Unfortunately, since 2005 these three emulators aren't really actively developed on. From time to time, another patch appears, but the future doesn't look so bright - new features are rare. This doesn't mean the emulators are unusable today, but don't expect them to run under Vista or MacOS 10.5. I had no problem with them on Windows XP, SuSE 10.1 or MacOS 10.3.9, but these operating systems aren't state-of-the-art anymore.
It is wonderfully stable but a little bit long in the tooth. Today a G4 is still considered a fast processor and each instruction has to be simulated on a x86 processor. This can be a 100 times slower in the worst case. But PearPC does have a JIT-compiler (just-in-time) to convert PPC instructions on demand into an immediate code, which can be run much faster.
Despite this i think the mediocre speed is the worst drawback of PearPC - much worse than the missing sound support.
And the best: Sound is working! A lot of old games run fine and i had a lot of fun!

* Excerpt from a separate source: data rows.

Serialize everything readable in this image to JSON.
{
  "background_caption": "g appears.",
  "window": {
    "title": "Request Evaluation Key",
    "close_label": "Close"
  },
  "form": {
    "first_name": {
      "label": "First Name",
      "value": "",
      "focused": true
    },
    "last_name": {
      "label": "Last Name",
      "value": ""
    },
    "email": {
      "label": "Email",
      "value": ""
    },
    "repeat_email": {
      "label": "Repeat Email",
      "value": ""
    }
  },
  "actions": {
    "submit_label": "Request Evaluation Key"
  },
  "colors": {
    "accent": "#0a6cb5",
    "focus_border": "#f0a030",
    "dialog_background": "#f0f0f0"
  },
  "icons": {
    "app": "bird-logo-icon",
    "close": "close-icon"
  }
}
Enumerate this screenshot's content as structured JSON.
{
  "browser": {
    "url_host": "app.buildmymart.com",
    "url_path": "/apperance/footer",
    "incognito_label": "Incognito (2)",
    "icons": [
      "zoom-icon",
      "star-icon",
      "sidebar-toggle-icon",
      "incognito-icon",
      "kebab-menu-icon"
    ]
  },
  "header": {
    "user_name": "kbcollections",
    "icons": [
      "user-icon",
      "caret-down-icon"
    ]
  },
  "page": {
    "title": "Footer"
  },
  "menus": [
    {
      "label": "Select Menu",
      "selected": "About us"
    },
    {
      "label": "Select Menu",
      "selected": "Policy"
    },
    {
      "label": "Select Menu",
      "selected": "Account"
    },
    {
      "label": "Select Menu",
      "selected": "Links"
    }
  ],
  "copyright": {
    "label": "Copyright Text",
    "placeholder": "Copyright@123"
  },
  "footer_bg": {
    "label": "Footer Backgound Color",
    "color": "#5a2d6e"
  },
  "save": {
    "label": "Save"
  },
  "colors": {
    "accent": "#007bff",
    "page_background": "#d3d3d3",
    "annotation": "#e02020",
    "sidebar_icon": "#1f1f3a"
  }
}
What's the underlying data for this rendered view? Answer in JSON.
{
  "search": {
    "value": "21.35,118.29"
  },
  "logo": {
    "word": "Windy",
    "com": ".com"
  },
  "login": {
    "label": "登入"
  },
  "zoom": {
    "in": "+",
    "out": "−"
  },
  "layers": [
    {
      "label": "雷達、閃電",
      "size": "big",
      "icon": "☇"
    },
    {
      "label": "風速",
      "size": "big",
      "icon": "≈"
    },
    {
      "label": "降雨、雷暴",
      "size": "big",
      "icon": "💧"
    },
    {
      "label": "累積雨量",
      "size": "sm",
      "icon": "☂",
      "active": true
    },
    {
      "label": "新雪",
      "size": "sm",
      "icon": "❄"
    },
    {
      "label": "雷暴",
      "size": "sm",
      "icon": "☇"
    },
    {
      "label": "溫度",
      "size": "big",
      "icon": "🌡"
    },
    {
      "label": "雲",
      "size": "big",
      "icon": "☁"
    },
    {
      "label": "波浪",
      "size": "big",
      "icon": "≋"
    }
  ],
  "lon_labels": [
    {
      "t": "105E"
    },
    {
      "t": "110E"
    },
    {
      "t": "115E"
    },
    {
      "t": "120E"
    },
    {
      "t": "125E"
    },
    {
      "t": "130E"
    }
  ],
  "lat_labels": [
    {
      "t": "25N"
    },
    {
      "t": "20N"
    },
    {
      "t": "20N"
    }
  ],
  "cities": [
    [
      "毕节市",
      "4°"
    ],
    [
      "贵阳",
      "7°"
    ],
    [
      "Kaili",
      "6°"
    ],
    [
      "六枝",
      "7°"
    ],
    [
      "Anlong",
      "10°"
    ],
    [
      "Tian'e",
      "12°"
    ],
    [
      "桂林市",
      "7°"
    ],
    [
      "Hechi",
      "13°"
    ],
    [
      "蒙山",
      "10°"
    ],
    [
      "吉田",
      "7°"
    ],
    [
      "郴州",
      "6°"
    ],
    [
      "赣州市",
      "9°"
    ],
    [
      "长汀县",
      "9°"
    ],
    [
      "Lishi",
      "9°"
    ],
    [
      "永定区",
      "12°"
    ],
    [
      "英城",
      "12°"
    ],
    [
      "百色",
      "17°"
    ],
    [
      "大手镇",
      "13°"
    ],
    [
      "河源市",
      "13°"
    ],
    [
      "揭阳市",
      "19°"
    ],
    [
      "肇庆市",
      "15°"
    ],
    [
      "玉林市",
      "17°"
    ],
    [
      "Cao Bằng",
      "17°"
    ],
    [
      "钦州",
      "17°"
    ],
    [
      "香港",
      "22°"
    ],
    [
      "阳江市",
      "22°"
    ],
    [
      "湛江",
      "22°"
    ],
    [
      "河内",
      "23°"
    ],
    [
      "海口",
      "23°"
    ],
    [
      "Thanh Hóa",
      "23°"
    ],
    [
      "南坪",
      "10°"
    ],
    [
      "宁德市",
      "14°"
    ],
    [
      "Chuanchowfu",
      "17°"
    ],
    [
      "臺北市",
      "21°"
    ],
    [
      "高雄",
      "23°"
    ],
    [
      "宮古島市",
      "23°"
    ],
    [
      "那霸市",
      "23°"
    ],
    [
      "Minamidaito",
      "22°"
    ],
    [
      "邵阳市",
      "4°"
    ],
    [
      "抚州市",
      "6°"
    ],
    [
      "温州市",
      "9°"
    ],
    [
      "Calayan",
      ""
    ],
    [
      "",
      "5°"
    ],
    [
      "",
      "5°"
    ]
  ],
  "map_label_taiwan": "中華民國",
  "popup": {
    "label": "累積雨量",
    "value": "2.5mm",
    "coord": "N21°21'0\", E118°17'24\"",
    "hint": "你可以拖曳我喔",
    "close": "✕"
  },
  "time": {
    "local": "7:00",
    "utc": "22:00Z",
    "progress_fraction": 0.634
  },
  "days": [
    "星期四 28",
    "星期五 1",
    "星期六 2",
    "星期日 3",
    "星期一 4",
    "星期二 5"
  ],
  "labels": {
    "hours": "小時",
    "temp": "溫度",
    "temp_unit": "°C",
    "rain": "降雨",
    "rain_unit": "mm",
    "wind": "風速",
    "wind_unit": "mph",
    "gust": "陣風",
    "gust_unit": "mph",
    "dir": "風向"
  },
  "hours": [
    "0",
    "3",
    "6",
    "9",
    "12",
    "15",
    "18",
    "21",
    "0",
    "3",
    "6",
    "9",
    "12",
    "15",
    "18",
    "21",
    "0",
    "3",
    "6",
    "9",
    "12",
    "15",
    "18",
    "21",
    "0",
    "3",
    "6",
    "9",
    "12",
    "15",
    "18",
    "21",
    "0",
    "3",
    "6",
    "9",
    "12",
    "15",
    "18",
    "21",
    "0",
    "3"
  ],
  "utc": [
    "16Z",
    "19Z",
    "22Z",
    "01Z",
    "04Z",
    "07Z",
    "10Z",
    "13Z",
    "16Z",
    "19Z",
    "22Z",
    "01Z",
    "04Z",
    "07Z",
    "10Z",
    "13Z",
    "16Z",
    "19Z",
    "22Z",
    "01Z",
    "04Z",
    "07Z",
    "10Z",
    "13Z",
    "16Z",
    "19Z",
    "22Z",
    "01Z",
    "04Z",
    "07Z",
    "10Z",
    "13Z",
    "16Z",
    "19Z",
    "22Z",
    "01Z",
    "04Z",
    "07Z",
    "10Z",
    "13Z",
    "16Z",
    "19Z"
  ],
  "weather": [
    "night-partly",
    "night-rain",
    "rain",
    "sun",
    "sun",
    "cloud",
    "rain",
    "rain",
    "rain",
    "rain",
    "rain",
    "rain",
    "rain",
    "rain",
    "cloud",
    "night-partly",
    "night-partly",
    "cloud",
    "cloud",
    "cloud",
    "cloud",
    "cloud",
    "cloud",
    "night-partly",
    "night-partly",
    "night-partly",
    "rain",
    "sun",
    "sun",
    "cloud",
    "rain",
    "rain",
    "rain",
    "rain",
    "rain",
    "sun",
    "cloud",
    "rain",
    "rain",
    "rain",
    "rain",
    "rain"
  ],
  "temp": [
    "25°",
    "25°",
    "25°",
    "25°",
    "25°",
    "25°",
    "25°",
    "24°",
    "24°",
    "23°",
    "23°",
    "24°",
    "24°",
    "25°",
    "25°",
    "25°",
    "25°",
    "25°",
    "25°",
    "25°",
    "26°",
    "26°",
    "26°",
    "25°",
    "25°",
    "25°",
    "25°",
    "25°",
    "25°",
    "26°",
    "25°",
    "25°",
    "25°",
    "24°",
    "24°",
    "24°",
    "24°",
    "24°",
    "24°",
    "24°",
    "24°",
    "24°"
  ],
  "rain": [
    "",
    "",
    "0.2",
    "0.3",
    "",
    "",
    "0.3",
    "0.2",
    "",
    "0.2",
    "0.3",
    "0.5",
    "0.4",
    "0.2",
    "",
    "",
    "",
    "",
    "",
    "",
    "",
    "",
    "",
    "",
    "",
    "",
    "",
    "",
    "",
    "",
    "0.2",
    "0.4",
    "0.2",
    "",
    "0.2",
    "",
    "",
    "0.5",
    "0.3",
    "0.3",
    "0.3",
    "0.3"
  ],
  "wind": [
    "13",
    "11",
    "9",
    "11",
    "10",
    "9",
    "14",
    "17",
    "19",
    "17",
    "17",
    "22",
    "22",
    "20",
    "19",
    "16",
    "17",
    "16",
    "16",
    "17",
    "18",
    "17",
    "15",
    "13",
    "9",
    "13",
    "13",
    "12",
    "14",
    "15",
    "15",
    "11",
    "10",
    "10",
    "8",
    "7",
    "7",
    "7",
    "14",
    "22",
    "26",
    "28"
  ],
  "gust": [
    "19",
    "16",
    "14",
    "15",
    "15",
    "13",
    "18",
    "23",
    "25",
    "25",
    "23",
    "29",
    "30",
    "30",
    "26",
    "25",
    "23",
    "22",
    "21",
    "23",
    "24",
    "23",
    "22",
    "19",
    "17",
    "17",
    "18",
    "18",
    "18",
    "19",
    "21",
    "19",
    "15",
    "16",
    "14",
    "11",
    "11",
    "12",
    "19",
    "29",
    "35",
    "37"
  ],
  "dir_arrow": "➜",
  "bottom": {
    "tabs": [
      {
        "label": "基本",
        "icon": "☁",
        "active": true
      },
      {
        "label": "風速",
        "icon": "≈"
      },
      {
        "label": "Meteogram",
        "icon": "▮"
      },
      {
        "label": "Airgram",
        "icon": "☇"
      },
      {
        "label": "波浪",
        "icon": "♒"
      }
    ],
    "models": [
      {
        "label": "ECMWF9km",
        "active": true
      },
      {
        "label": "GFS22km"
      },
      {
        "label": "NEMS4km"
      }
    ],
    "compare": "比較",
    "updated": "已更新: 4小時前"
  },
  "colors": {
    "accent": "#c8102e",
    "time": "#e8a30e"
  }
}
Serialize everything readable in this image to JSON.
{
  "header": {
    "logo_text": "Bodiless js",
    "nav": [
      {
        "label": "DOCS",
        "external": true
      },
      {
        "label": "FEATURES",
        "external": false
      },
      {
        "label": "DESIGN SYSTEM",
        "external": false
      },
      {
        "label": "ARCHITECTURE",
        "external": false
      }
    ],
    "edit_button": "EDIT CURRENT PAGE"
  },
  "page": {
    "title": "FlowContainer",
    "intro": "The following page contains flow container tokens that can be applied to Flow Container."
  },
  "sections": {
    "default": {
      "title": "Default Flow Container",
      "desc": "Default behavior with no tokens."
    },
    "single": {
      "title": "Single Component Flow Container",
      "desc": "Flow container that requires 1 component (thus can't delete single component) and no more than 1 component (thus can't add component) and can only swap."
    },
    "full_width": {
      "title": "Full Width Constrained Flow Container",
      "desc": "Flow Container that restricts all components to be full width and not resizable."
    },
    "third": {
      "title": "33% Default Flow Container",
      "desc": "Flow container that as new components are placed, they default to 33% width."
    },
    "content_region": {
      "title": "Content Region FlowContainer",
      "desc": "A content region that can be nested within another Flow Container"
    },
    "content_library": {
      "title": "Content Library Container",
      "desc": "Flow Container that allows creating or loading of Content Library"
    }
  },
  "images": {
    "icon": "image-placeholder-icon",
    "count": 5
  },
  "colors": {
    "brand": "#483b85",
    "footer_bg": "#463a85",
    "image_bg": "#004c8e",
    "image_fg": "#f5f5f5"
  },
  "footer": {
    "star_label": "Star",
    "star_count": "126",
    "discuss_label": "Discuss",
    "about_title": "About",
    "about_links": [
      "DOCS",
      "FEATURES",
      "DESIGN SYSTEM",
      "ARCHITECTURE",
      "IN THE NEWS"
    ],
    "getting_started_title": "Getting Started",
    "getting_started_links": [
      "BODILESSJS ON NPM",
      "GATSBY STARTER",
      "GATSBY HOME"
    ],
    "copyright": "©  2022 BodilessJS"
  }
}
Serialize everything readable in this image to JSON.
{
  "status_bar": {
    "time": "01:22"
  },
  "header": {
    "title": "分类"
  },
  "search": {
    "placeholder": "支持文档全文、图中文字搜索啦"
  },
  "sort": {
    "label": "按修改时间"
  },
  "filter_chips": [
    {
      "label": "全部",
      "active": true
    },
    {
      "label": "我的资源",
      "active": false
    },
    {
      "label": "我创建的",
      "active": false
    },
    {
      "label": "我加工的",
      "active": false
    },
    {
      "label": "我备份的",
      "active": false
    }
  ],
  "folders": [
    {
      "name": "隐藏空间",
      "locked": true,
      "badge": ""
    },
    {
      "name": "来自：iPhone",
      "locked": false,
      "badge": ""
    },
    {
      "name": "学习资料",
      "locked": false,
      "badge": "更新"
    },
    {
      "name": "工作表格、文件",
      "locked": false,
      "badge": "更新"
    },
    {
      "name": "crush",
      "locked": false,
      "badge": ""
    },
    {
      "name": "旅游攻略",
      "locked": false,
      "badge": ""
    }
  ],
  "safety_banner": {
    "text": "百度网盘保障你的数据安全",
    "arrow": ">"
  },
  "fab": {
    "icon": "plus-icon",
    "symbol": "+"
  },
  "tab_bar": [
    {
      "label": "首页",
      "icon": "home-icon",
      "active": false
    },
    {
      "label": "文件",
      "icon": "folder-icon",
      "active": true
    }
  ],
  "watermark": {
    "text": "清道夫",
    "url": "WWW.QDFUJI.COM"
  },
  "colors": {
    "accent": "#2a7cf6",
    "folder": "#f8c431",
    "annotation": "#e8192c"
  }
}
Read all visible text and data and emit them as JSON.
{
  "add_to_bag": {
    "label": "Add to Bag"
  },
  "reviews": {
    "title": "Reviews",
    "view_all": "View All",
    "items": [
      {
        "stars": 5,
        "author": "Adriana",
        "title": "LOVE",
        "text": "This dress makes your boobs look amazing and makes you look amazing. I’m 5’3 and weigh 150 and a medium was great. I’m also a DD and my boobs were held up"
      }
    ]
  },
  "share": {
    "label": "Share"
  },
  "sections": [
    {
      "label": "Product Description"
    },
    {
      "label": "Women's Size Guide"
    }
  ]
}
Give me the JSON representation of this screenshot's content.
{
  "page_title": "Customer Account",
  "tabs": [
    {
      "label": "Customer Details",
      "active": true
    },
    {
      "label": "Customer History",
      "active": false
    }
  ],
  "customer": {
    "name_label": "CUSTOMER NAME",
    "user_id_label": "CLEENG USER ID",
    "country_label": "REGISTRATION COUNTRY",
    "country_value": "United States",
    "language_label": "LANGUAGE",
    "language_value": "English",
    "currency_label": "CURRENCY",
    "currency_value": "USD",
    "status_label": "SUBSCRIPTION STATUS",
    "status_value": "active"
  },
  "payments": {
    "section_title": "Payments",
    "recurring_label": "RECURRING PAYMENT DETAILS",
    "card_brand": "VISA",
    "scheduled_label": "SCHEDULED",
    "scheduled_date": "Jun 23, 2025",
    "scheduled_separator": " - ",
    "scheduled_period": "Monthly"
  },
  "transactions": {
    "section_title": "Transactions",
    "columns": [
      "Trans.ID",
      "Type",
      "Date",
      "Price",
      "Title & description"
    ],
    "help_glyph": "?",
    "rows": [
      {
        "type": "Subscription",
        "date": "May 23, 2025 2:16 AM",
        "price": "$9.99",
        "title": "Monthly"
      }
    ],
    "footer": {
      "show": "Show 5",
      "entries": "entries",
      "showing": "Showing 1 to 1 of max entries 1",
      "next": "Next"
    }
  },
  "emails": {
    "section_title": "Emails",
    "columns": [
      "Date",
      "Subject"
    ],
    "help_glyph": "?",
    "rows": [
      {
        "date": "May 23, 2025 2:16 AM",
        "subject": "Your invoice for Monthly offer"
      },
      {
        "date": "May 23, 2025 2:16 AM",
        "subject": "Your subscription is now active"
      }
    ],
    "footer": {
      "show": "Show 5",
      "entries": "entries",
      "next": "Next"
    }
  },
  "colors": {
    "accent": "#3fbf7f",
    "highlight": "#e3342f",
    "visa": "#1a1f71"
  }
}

But to operate this emulator, some preparation is necessary. First of all you need an old Mac - at least the ROM. A ROM (read only memory) contains the first program which the computer runs - on PC this is called BIOS. You can extract the contents of the ROM from an old Mac or you can try to find it on the internet. Good luck! Of course, Apple Inc. is eager to inhibit this.
Basilisk can emulate a bunch of different 32 bit Macs (from SE/30 to the Quadra) and operates with System 6, System 7 and MacOS 7.5 to 8.1.
But Basilisk is not as stable as PearPC - i have experienced crashes occasionally. But honest: In the old days we saw Error 11 often enough (even several times a day) or worse (mouse hangs). So i think this is less Basilisks but either MacOS or the applications fault.
What i didn't resolve is how to make native AppleTalk work. To do this, the emulator needs hefty support from the host operating system. What DID work is TCP/IP. And this gave me the chance to make at least AppleShare IP happen. See my comments at the end of this article.
SheepShaver supports all PCI PowerPC Macs from the 7200/75 up to the G4 but without MMU. All operating systems from MacOS 7.5.2 to 9.0.4 run un SheppShaver. Since MacOS 9.1, Apple requires a MMU.
For MacOS 7.5.2 to 8.1 one needs a so called "old world" ROM from a PowerMac 7200, 7500, 8500 or 9500. But if you plan to use MacOS 8.5 or newer, you have another option: "new world" ROMs are in reality EEPROMs and Apple distributes software updates for them. So look for the "iMac ROM Update" to gain a working ROM image.
But this leaves another difficulty: All MacOSes since 7.6.1 are not freely available. Now you can find the ROM, but have to buy the MacOS.
Ok, this is a job for e-bay.
For me, MacOS 7.5.5 has a very nostalgic character. I used and supported it for a long time when i was working for the Pirmasenser Zeitung, a local newspaper in Germany. My way started from MacOS 7.5.1 (which is nearly identical on 68k and PPC), over 7.5.2 (support for PCI slots) to 7.5.3 (via 7.5 update 2.0) and 7.5.5. And here we stayed a while - never change a running system!
So when i discovered the difficulties to emulate AppleTalk (which is a proprietary ethernet protocol), i remembered a trick to make at least AppleShare (the file sharing protocol from Apple) happen. In MacOS 8.0 and later, Apple introduced support for AppleShare over TCP/IP instead of AppleTalk. And at the Pirmasenser Zeitung, we had found a way to implant this into 7.5.5 too (a thousand thanks to Thomas).
Here is my receipe: Take OpenTransport 1.3.1 and patch it so it installs under 7.5.5 (it argues, it won't work below 7.6.1, but this is nonsense) and then put the extension AppleShare version 3.8.1 (from 8.0 or 8.1 i think) into the system folder.
One question remains and that is, where to find this! Maybe it can be found inside the updates that Apple provides! OT-1.3 can be found inside the MacOS 8.1 Update. The Update from 1.3 to 1.3.1 is downloadable too. And with Tomeviewer it is possible to extract files from a tome (which is the archive format for Apple installers) - for example the AppleShare extension.
But how this works exactly i still have to figure out yet.